* [Task description] Copy out each line of the listing that has the word "seconds" in it.

* [Given information]

------------------------------

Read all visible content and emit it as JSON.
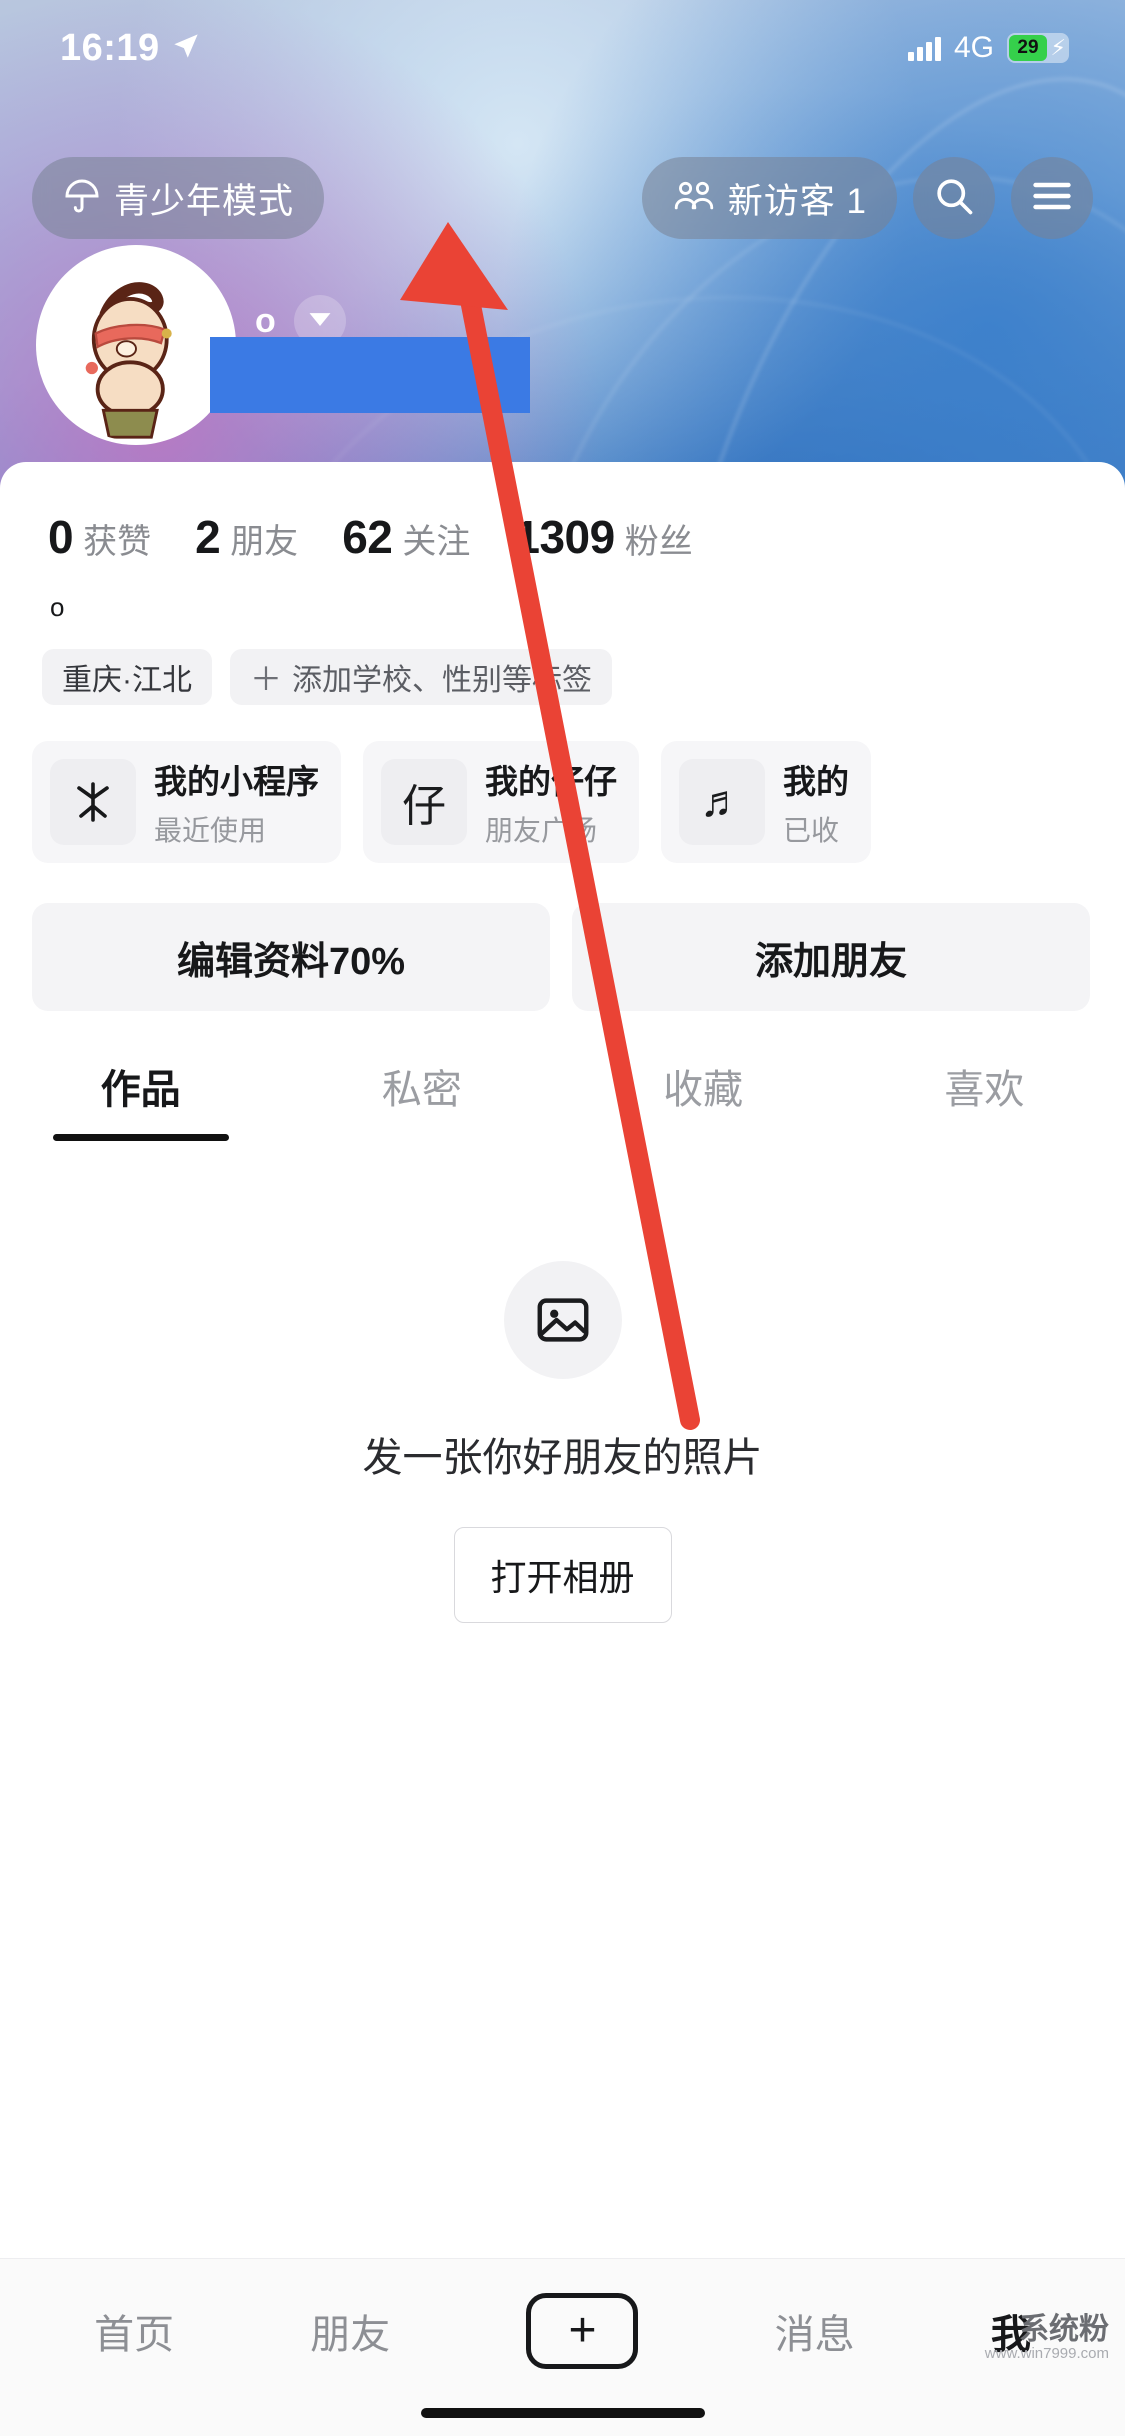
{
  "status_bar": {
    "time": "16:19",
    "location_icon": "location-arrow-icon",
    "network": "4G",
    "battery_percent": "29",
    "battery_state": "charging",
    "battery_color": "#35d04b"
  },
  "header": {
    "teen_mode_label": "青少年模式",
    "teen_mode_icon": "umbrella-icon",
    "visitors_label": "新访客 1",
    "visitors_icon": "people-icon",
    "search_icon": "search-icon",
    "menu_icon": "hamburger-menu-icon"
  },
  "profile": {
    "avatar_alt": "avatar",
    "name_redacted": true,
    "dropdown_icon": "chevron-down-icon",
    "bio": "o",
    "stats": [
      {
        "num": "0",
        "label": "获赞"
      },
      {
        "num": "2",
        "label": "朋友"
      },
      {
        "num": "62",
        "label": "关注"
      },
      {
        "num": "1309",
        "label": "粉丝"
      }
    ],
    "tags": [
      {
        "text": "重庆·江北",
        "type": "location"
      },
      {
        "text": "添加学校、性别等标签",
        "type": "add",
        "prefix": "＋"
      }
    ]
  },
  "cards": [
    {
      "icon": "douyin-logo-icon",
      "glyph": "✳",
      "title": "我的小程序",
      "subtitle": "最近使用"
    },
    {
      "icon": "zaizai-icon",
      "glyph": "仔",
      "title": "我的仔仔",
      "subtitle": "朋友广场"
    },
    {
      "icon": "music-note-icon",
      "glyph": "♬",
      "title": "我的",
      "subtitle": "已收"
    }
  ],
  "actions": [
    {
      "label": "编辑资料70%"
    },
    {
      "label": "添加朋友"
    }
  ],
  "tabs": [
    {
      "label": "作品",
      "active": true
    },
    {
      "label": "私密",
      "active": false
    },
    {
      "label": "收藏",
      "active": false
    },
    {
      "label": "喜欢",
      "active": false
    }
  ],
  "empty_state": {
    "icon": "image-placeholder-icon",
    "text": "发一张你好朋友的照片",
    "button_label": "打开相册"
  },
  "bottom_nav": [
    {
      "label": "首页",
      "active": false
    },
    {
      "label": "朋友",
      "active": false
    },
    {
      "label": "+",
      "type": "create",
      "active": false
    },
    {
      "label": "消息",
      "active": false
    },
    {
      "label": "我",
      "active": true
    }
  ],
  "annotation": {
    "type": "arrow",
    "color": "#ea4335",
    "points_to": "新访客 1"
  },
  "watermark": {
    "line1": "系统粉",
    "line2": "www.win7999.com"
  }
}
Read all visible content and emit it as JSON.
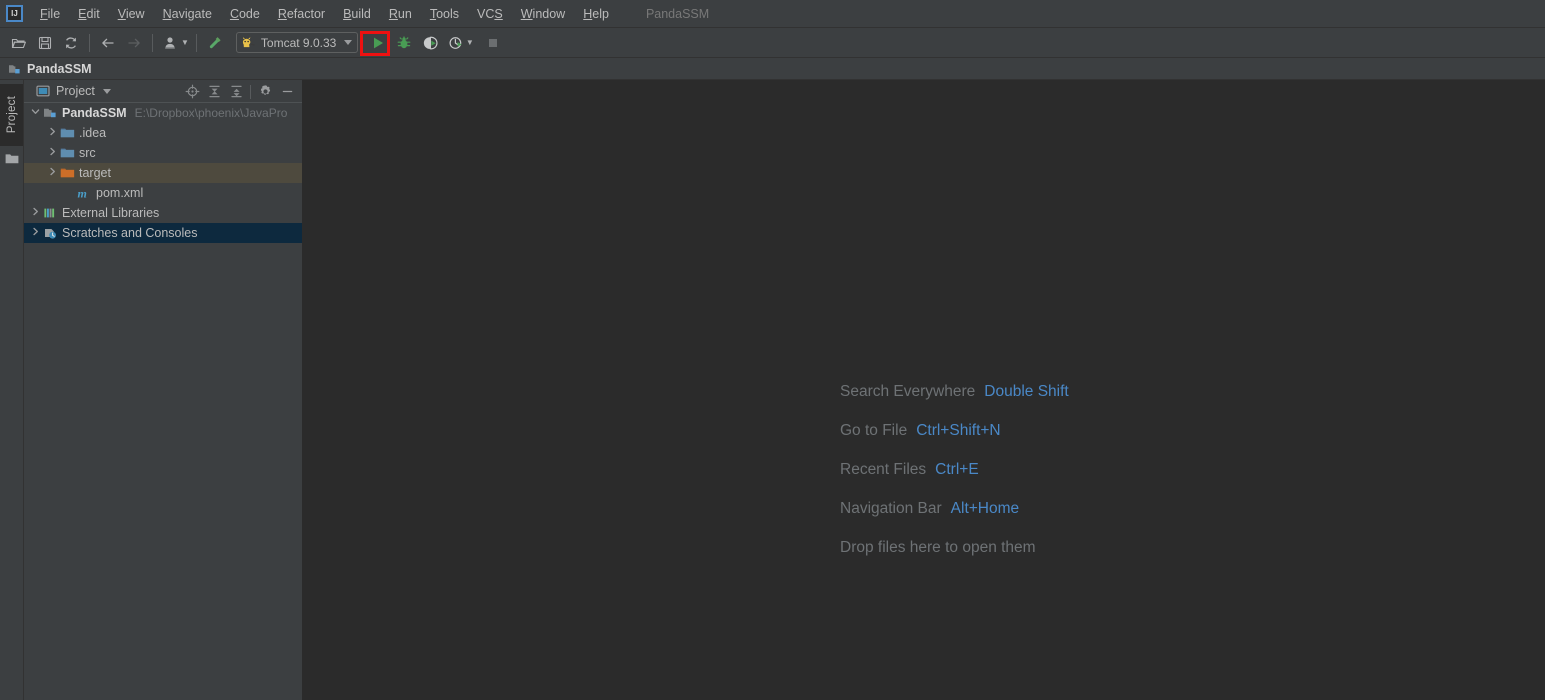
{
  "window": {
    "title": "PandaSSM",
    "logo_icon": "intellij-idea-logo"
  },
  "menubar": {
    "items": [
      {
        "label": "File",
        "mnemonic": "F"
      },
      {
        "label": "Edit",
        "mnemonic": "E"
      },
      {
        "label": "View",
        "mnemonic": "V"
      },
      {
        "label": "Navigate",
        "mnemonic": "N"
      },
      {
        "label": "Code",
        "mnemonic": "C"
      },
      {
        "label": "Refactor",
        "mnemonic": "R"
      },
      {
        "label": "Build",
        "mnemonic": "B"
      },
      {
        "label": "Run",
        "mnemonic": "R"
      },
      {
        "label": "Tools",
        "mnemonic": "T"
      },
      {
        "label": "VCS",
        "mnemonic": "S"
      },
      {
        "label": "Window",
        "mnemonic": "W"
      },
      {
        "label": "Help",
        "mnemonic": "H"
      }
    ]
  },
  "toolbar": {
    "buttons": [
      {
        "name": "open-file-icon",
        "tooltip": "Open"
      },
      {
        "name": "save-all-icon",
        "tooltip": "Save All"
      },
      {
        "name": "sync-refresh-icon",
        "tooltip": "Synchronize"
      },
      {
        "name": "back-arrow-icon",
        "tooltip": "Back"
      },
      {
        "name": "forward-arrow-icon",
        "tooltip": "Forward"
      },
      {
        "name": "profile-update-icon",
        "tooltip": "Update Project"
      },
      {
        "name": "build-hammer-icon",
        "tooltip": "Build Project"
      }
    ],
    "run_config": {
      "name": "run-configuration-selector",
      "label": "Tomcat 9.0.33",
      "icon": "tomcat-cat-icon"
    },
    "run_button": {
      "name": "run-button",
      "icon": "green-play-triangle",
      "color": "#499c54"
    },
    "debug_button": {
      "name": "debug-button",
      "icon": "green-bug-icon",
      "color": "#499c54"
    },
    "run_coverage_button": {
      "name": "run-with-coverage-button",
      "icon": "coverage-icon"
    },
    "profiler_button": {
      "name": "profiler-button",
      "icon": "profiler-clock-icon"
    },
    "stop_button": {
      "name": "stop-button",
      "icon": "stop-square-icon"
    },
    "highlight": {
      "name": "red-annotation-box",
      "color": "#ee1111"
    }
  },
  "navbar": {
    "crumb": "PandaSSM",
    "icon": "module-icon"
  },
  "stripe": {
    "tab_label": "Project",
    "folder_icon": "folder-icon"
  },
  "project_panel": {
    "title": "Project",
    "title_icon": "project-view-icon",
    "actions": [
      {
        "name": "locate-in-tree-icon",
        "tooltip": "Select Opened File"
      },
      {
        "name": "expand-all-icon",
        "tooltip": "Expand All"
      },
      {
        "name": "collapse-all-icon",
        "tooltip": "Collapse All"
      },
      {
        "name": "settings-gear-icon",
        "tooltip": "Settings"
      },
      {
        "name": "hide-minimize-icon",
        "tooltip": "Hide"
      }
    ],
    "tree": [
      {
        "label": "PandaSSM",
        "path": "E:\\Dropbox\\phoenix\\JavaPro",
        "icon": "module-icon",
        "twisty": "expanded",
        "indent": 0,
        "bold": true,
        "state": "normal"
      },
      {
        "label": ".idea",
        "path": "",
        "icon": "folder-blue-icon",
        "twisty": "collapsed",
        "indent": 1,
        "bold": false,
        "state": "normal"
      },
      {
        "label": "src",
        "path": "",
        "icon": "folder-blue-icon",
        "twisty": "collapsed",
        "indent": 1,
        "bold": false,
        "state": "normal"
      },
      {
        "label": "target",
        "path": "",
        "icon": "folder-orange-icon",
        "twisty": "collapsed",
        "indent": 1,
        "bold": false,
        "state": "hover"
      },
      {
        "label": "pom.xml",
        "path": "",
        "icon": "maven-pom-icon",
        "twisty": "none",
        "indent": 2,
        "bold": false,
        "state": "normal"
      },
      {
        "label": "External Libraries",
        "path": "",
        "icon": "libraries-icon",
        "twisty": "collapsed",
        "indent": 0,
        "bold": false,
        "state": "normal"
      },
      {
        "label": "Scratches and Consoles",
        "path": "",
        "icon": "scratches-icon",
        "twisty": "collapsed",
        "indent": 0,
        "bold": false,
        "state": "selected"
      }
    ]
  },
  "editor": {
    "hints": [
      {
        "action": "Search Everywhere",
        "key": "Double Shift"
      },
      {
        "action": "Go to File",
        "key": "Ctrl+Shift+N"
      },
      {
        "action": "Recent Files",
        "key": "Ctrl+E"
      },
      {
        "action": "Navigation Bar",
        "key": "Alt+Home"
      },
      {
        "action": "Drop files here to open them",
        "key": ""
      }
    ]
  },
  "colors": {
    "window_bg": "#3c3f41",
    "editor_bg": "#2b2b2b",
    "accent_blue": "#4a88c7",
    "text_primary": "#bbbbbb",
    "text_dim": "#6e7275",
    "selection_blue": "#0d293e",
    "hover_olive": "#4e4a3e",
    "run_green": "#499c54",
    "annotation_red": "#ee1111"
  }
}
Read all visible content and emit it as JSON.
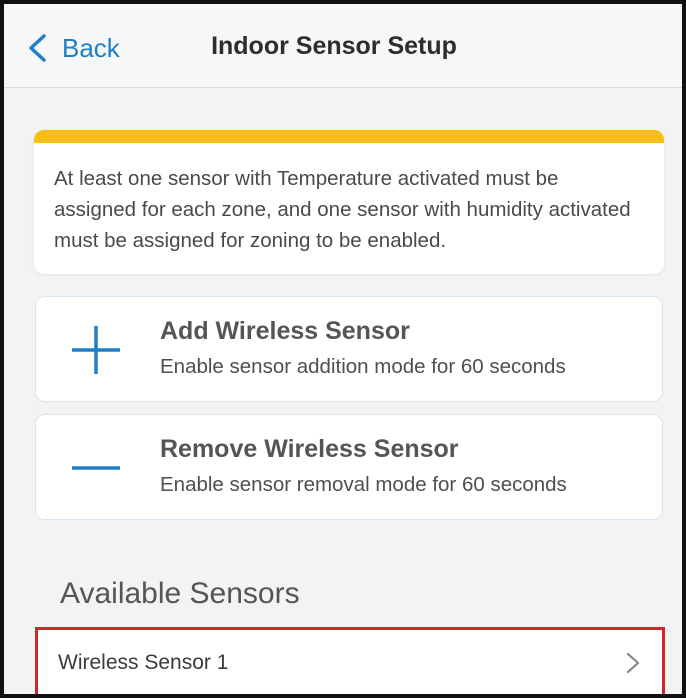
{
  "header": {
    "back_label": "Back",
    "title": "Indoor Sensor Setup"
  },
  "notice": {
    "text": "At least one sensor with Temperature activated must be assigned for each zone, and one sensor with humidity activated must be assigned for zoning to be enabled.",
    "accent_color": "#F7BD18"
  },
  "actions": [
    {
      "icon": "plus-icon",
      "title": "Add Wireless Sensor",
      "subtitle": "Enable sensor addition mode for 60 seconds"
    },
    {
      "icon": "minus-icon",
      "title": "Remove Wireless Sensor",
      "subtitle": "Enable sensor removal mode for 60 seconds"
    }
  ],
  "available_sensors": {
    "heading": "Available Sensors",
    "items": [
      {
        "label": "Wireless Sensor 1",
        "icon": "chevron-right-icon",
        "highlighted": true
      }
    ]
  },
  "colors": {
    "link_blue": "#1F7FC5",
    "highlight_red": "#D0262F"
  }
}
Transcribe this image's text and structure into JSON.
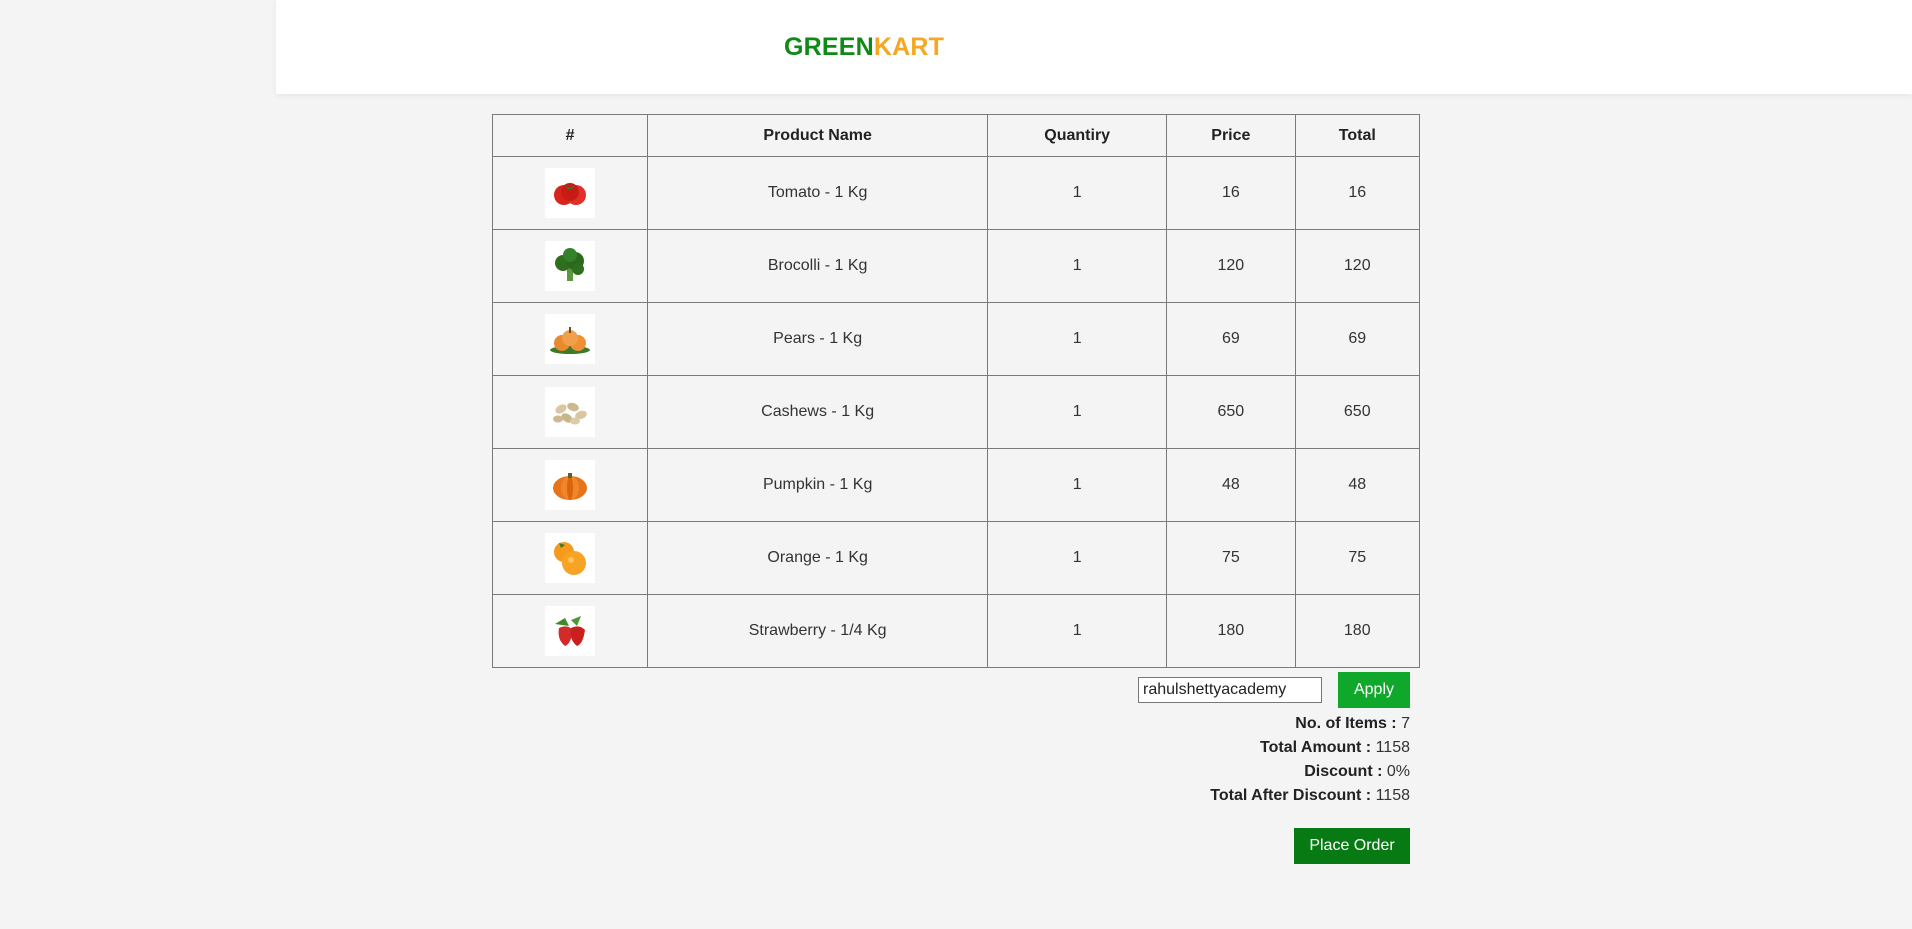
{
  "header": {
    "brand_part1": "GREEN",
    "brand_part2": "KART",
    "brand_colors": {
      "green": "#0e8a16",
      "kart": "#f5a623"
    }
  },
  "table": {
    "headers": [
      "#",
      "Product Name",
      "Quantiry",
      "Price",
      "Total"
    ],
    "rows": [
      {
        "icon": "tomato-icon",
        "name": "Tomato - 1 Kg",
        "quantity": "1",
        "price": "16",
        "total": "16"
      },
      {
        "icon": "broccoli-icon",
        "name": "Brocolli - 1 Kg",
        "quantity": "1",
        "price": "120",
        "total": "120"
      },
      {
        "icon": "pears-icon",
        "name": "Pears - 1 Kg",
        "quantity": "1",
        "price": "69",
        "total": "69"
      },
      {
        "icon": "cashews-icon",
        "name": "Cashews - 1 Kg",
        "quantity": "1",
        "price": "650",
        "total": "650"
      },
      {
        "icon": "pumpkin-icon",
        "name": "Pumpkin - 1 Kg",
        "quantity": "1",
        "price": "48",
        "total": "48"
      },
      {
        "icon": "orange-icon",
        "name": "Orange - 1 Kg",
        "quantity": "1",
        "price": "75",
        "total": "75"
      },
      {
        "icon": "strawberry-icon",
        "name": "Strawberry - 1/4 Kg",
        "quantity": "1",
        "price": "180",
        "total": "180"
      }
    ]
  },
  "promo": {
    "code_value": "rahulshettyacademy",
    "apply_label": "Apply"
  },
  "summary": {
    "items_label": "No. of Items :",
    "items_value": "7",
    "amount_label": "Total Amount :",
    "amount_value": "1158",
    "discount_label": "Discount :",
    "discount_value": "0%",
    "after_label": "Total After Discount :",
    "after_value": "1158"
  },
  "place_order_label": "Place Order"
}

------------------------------

* [Result of this exercise]
      "subtitle": "Enable sensor addition mode for 60 seconds"
      "subtitle": "Enable sensor removal mode for 60 seconds"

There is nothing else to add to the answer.